The uniform and equipment used by the American soldier during the time of the Great War was unique to the early 20th Century and also adapted to the rapid changes required by modern warfare at that time. In his writings home, Sam Avery often referred to elements of the uniform and equipment that he used in the field which are now part of military history.
Here is a guide to help readers envision and understand those items which the American infantryman was issued by the Army and relied upon for comfort and function both South on the Border and Over There in France from 1916-1919.
DOUGHBOY UNIFORM 1916-1919
Sam’s uniform headwear consisted of the Campaign Hat (originally worn during duty in the United States and on the Mexican Border), the Overseas Cap (issued after he had arrived in France), and the Helmet (also issued after arriving in France at the time of advanced training).

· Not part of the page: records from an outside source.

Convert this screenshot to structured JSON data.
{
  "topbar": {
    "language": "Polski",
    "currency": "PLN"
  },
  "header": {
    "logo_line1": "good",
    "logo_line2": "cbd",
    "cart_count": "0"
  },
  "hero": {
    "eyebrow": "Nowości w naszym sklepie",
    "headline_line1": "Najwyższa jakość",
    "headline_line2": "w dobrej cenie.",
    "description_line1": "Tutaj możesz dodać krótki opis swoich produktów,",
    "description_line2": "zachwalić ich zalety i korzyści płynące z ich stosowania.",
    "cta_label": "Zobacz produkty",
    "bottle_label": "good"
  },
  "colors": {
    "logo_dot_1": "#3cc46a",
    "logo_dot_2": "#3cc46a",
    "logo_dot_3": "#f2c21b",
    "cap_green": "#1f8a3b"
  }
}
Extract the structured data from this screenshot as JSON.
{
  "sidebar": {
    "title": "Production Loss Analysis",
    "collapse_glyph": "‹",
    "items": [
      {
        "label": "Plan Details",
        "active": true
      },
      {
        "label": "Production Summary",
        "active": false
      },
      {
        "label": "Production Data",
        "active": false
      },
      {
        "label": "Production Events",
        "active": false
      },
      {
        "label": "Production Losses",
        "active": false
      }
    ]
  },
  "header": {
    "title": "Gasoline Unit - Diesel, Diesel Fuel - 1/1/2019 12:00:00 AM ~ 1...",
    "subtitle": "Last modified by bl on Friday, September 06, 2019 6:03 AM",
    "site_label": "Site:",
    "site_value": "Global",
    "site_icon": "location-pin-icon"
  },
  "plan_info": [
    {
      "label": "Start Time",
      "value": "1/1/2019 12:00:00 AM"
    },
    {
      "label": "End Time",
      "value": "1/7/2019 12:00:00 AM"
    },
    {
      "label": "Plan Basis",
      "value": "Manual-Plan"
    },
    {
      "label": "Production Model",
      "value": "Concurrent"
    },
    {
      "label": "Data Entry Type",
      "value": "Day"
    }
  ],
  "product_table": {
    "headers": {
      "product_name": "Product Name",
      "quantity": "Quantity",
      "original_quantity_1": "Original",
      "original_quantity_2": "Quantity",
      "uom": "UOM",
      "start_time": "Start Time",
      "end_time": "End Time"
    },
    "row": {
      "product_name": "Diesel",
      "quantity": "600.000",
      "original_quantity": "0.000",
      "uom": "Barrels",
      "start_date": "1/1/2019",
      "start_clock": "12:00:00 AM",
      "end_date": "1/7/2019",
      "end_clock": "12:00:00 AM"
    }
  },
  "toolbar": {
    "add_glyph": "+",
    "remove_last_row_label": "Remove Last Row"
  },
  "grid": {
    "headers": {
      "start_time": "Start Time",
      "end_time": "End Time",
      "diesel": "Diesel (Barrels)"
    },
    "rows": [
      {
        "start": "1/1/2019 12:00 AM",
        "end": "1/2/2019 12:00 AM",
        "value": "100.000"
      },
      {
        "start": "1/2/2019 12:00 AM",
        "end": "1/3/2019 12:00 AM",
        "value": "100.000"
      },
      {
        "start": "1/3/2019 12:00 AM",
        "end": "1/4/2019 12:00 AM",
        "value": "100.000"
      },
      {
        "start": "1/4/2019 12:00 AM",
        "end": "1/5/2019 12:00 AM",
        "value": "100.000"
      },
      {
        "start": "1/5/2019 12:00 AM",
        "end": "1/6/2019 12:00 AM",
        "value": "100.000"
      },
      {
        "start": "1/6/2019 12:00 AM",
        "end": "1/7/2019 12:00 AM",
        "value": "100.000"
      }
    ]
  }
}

Sam’s uniform clothing was made of either cotton or wool depending on the season, and consisted of underwear and socks, olive drab “O.D.” Shirt and Trousers, Puttees or “Leggings”, hobnailed Trench Shoes, the Service Coat or “Blouse”, and a Trench Coat (for winter weather).
DOUGHBOY EQUIPMENT 1916-1919
Sam Avery carried his personal effects on the march in a Roll and a Condiment Can which contained individual compartments and were folded into the Haversack as part of the assembled Field Pack. The condiment can was used to store a soldier’s three-day ration of salt, sugar, coffee and tobacco. The meat or bacon can was used to store meat rations. Other personal effects included the Shaving Kit, Sewing Kit, and Mess Kit.
The Haversack formed the core of the assembled “Field Pack” and carried all of a soldier’s gear including including personal effects, extra socks, underwear and rations. An attachment called the “pack carrier” connected the Shelter Half with its pegs and poles, a poncho and a blanket to the bottom of the haversack. Attaching grommets held the Entrenching Tool and Bayonet on the flap. The shoulder straps then attached to the Rifle Belt or “roundabout” containing the load of rifle ammunition (120 rounds of .30 ball ammunition in 5-round clips). The First Aid Kit, Wire Cutters and the Canteen were also attached either to the bottom of the haversack or the rifle belt. The Gas Mask was carried in a separate bag slung over the shoulder while on the march or on the chest in the “Ready” position while in the trenches.
As a First Sergeant in the infantry, Sam also carried both the Model 1903 Springfield .30 caliber rifle and bayonet along with the Model 1911 Colt .45 caliber pistol. Each 2-pocket magazine pouch for the pistol held 28 rounds of .45 ball ammunition in four 7-round magazines (2 per pocket).
Special thanks to O’Ryans Roughnecks for assistance and use of uniform and equipment photos.